Powerful Assessment Exemplars

Key tests for powerful assessment

Some key tests identified by the Fellowship participants for a ‘powerful’ assessment task

The assessment task or tool under consideration

  • Attracts high levels of student satisfaction;
  • Clearly addresses the key capabilities set down for the program/unit, especially those identified as characteristic of work ready plus graduates in the field of education concerned;
  • Brings to bear different perspectives, taps into multiple domains of learning;
  • Is integrated – that is, it concurrently seeks to assess key personal, interpersonal and cognitive capabilities in the profession/discipline concerned along with appropriate and effective use of relevant competencies;
  • Is not just problem-based but solutions oriented; involves doing not just knowing;
  • Has a whole-of-program focus;
  • Directly relates to what has been learnt;
  • Produces representations of what students can do rather than just a grade;
  • Can be digitally enabled;
  • Is, whenever possible, dilemma-based /’wicked’ (Rittel &Webber, 1973)/ real-world focused/’authentic’ (Wiggins, 1993), and demonstrably relevant to effective early career practice;
  • Can be used for learning (formative) as well as for assessment (summative);
  • Is scalable.

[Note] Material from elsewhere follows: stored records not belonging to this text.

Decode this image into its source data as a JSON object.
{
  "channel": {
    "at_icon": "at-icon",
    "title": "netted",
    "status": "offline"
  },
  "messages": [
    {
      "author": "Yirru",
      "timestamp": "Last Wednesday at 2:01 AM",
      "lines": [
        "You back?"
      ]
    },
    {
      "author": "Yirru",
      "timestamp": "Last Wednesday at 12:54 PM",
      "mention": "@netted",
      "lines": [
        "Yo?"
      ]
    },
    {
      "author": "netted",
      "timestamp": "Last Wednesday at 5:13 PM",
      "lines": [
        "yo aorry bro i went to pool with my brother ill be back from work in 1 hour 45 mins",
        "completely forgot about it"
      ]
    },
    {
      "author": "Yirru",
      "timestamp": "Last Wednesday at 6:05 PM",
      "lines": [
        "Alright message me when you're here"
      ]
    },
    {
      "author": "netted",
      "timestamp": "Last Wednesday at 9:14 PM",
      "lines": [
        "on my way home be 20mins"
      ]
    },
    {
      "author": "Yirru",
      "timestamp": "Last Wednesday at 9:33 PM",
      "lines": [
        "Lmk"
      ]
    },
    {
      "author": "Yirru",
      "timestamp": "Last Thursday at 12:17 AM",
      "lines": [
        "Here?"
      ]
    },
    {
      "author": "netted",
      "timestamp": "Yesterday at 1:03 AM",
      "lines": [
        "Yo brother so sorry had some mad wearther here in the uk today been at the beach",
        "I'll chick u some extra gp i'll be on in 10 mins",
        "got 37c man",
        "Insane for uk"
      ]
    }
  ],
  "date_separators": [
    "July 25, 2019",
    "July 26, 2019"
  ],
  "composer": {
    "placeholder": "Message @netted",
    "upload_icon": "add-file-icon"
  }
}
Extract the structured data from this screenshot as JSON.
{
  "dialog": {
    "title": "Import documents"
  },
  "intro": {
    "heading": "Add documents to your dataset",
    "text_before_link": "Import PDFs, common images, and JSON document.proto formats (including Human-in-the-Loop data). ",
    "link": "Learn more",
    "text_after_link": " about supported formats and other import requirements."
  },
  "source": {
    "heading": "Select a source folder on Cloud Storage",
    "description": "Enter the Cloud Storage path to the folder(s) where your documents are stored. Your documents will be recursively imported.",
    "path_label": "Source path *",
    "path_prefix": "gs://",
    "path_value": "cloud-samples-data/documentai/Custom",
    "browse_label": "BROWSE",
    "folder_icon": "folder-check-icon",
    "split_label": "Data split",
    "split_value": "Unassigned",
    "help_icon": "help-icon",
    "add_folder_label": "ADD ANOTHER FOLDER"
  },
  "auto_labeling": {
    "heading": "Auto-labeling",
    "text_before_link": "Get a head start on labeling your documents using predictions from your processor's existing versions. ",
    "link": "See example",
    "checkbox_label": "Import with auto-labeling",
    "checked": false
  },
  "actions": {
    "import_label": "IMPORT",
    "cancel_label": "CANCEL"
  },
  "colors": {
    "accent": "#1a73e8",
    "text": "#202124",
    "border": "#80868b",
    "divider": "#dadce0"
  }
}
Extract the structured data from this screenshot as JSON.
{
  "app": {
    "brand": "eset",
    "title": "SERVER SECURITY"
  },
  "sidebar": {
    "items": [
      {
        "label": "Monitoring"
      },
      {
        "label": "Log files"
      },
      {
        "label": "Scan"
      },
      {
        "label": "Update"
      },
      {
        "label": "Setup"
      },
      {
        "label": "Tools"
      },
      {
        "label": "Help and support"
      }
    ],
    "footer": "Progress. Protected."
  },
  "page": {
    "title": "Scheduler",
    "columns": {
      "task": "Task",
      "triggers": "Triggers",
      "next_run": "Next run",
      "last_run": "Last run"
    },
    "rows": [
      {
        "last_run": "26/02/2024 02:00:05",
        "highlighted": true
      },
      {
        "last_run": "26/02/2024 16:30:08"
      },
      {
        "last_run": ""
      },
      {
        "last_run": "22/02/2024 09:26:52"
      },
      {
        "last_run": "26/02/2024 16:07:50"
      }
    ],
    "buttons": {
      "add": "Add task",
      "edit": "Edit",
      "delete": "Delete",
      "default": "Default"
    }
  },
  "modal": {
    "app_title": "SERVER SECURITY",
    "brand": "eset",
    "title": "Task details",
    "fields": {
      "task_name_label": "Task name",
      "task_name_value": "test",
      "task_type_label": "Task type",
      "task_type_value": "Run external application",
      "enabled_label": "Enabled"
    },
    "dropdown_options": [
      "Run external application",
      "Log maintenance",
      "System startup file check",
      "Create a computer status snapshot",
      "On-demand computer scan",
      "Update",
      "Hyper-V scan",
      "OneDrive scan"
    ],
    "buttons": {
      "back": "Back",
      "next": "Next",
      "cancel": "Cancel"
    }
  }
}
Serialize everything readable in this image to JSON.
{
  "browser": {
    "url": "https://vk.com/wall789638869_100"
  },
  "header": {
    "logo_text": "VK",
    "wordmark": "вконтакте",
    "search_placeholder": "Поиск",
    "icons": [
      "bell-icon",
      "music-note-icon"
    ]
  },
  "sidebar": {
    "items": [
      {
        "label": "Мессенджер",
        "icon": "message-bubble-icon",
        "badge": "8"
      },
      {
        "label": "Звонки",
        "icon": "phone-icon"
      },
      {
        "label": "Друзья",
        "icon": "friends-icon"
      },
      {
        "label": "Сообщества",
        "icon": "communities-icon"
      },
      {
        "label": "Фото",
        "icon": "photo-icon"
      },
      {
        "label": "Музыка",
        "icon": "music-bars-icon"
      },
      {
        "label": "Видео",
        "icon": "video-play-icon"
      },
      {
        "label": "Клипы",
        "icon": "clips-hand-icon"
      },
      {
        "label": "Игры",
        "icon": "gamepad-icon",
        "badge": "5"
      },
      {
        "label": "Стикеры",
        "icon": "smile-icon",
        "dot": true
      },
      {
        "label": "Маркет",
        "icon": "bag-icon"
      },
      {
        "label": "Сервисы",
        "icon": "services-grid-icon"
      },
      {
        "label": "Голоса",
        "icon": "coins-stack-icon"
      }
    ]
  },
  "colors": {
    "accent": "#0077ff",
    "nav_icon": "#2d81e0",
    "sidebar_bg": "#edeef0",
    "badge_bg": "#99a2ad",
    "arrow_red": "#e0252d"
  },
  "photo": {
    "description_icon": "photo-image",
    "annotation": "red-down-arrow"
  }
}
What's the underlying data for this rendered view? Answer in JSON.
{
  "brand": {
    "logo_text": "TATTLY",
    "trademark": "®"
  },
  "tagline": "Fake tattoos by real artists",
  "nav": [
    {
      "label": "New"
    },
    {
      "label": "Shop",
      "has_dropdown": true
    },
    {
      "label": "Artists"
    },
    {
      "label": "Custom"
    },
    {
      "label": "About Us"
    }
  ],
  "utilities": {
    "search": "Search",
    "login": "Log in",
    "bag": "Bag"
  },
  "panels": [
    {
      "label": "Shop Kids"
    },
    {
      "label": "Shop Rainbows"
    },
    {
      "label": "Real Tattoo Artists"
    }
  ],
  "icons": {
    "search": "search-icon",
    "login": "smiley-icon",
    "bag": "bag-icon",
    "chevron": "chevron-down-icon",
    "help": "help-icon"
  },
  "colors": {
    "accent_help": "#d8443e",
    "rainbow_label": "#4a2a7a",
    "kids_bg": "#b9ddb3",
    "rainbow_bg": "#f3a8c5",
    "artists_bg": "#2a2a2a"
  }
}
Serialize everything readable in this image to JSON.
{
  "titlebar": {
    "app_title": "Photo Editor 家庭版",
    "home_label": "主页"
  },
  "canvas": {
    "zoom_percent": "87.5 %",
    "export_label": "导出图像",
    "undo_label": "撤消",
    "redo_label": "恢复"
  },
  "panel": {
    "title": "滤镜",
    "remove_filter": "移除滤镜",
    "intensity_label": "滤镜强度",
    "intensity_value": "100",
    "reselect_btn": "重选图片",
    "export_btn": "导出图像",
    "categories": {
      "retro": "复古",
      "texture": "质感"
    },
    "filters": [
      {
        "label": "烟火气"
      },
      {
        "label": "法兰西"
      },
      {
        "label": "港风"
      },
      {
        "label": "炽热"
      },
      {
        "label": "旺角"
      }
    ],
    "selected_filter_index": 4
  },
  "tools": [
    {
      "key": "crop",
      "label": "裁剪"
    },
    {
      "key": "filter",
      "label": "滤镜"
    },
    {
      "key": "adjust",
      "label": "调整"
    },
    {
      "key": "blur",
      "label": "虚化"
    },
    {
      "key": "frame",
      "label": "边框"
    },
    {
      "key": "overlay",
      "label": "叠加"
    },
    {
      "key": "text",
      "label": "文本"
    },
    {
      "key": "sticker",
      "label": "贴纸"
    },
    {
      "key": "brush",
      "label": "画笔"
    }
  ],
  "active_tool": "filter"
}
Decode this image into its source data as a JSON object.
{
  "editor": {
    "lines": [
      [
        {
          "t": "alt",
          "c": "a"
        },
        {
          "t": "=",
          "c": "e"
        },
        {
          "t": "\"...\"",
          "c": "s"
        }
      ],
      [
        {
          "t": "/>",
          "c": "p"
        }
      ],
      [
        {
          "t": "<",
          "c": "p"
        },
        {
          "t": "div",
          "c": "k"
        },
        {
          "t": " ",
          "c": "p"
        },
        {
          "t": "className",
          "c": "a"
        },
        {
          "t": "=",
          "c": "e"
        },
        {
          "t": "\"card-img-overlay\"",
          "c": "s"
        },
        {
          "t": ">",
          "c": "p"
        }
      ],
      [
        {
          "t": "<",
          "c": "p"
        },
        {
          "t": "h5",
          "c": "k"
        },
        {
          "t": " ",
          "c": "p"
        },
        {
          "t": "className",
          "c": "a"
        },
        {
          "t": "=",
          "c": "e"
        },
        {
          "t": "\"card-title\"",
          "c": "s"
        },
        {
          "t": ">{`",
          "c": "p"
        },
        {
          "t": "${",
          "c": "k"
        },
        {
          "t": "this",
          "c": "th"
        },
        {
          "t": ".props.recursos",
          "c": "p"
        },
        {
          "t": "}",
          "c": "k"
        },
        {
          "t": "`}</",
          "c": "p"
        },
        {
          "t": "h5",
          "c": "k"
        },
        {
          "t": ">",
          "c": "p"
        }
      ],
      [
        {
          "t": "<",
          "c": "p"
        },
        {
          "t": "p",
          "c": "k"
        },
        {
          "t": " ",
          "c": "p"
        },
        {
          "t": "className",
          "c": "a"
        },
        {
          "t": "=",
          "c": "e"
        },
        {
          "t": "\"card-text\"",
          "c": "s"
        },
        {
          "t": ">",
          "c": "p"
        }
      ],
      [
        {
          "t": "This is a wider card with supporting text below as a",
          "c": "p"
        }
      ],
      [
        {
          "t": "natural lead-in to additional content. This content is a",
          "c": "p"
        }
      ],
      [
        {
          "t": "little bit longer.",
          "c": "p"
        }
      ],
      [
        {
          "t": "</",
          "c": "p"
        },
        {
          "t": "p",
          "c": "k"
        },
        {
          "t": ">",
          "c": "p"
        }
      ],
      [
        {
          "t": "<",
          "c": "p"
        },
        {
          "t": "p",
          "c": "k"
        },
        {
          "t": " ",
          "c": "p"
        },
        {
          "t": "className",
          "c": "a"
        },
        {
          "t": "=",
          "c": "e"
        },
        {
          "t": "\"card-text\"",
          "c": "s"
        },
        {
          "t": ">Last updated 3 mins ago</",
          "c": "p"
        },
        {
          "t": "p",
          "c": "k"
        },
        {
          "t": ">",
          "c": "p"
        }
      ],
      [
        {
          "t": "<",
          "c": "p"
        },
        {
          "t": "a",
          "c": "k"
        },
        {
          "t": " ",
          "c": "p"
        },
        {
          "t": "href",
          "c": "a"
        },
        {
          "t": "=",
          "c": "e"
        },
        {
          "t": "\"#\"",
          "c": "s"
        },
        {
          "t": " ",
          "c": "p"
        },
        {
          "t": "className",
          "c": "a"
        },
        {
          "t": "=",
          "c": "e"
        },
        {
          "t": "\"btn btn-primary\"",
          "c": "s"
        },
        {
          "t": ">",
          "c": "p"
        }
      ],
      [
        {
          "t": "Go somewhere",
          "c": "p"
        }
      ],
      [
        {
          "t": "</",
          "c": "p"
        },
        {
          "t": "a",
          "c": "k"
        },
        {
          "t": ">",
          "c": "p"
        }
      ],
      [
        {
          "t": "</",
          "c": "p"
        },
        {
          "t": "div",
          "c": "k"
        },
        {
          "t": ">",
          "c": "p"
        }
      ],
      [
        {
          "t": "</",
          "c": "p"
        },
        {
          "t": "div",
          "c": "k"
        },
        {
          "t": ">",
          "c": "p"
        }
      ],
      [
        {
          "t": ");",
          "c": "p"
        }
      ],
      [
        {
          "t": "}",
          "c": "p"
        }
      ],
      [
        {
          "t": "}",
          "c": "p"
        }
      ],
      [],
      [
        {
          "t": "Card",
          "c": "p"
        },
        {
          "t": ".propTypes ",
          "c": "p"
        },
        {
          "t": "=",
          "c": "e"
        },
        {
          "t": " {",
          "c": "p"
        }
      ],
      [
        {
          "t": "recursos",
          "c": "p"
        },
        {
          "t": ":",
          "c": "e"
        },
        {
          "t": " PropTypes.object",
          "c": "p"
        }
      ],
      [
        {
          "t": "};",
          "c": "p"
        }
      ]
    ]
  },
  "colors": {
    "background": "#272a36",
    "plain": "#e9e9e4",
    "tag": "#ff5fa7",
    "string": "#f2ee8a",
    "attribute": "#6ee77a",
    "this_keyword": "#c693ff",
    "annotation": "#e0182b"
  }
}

Types of ‘powerful’ assessment

The typology for powerful assessment below and the examples which follow were provided in workshops held from 2014-16 as part of an Office for Learning and Teaching National Senior Teaching Fellowship on assuring achievement standards and the quality of assessment. 

Our gratitude goes to all of the participants for their contributions. It is important to note that some assessment tasks can involve more than one type of ‘powerful’ assessment.